Now that first-year Kansas University football coach David Beaty and his staff have completed their first spring season, it’s time to hit the recruiting trail.
Beaty said Saturday, following KU’s spring game at Memorial Stadium, the next few weeks will prove crucial for the future of the program. The rebuilding plan he and his staff aspire to implement requires success during every recruiting period.
As Beaty put it, Kansas has to push the envelope and attempt to “get in every dag-gum place in the world.”
While the former Texas A&M receivers coach and recruiting coordinator says he and his staff can’t be afraid to knock on every door imaginable, he said they’ll start the process right in their own back yard.

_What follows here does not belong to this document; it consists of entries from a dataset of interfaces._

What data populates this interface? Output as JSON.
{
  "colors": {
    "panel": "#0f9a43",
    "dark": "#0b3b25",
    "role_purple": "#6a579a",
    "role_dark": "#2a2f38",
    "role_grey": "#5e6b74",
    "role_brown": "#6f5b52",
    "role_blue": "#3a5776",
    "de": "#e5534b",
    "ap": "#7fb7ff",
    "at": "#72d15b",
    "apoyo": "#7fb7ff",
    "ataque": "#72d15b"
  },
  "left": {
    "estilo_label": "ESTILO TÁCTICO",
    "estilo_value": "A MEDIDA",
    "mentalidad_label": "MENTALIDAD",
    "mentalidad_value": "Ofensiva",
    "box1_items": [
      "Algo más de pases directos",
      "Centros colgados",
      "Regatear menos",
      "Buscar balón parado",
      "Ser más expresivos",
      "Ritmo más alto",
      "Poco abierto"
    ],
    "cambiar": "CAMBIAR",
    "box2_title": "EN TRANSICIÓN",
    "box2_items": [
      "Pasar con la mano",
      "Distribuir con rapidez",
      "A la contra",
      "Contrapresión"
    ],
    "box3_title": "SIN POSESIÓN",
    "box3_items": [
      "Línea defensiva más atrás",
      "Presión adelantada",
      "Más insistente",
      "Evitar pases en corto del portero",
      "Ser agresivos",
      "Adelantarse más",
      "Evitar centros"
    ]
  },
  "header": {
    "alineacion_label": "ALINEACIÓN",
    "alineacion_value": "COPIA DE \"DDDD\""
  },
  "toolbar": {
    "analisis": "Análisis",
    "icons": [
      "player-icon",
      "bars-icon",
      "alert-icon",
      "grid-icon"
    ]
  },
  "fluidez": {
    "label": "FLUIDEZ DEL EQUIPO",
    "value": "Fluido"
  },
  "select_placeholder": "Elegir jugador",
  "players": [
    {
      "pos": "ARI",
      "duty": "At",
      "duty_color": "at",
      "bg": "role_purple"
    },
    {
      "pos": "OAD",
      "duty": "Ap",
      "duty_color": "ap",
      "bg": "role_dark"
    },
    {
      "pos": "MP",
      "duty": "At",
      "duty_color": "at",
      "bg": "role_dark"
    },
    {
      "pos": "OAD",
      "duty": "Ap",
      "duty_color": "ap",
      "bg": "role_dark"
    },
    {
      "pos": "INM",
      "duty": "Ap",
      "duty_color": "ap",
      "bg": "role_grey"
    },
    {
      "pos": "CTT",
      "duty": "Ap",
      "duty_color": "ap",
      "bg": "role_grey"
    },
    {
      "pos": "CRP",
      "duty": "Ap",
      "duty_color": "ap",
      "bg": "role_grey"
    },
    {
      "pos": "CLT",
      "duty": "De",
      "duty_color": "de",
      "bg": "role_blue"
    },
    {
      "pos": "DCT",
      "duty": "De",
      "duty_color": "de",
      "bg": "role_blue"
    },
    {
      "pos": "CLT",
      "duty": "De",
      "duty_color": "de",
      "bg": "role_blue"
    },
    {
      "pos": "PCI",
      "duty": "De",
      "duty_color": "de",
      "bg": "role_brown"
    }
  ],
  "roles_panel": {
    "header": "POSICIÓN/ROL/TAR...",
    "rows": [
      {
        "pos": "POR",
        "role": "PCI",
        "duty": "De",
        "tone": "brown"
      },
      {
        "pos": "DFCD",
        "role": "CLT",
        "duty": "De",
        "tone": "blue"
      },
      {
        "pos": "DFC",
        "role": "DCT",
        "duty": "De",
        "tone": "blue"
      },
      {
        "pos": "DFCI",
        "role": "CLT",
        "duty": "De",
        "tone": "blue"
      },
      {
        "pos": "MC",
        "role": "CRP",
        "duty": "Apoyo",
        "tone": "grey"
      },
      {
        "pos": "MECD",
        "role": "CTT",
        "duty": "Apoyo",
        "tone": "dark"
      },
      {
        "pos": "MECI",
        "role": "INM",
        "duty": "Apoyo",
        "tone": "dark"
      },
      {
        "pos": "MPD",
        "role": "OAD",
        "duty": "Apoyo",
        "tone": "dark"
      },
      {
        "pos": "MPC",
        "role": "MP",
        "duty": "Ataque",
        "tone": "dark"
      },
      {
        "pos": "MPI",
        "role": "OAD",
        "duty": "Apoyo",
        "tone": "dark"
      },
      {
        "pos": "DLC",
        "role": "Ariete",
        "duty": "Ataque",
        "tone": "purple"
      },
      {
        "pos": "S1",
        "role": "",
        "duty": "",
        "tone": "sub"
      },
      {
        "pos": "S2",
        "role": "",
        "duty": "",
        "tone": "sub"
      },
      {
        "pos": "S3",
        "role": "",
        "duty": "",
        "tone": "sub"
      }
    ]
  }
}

“We’ll be in this great state for the entire week with every coach on our staff in the state of Kansas,” Beaty said, emphasizing his point by pounding the podium in front of him as he spoke. “We’re going to down the door of every school, unless they lock it on us. And then we’re going to try to break in and get in there.”

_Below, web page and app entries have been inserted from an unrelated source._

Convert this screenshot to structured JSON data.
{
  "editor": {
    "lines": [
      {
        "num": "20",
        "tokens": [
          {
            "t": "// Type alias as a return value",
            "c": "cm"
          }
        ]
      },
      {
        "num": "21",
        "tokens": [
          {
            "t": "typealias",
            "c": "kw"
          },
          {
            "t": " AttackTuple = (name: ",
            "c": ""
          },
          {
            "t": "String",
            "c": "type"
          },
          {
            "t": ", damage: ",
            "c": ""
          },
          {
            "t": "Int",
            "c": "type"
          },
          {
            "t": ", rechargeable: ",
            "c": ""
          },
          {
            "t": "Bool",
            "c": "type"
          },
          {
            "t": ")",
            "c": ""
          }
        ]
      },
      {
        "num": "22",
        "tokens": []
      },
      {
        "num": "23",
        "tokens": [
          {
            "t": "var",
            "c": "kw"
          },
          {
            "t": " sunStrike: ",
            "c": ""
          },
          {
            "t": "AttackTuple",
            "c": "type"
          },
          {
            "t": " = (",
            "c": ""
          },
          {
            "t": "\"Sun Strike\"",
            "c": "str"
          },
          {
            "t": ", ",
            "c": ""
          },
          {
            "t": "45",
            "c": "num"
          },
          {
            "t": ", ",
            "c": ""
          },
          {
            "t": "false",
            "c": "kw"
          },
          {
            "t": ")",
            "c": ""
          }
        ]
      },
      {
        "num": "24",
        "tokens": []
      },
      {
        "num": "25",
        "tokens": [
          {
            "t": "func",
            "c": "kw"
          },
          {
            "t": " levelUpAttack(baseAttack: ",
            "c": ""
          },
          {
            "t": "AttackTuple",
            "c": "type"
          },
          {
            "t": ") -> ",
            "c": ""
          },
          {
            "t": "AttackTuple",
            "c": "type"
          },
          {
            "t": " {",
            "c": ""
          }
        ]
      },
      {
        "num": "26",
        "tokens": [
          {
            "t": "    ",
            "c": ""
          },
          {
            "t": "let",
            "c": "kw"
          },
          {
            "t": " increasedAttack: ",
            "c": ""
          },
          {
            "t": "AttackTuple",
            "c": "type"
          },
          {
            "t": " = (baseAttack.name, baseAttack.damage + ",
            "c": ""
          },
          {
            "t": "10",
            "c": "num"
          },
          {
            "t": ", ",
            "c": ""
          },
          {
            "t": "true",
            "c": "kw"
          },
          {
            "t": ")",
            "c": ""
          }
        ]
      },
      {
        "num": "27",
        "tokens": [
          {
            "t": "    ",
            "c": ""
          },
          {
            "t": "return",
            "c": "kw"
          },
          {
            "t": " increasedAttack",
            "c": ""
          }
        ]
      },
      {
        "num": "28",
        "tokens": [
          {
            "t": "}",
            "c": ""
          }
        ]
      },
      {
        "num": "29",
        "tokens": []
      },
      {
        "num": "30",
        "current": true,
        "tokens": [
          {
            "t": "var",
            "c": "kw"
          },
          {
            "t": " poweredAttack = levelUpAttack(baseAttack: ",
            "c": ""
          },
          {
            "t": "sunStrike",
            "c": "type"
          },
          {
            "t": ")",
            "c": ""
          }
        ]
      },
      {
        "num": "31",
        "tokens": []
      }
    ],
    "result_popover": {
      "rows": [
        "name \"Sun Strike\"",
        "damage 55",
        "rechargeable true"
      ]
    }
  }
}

Continuing to build relationships in the Sunflower State, Beaty added, has been his post-spring football plan all along. He wants to know prep coaches in Kansas as well as he does in his old stomping grounds of Texas.
“We’re going to make a Kansas blast. We’ve seen a lot of them, because they’ve been coming,” Beaty added of nearby high school coaches visiting campus this spring, thanks to the efforts of on-campus recruiting coordinator Gene Wier.
Including Saturday’s public scrimmage, KU went through 15 practices this spring. From a football standpoint, Beaty said the coaches didn’t accomplish all they hoped, but he thought they checked off a lot of boxes on their to-do list, coming in as a new staff.
“One of the big things is just getting to know those guys,” Beaty said.
It took weeks of practices with the Jayhawks before the new head coach even felt comfortable making players available to the media for interviews. Neither the staff nor the players was familiar enough with the other to know what to expect.
While Beaty said there is still some learning to do in that regard, a lot of progress took place.
“Halfway through, we had a pretty good idea of who our guys were,” he said, “and we knew who valued the same things that we valued.”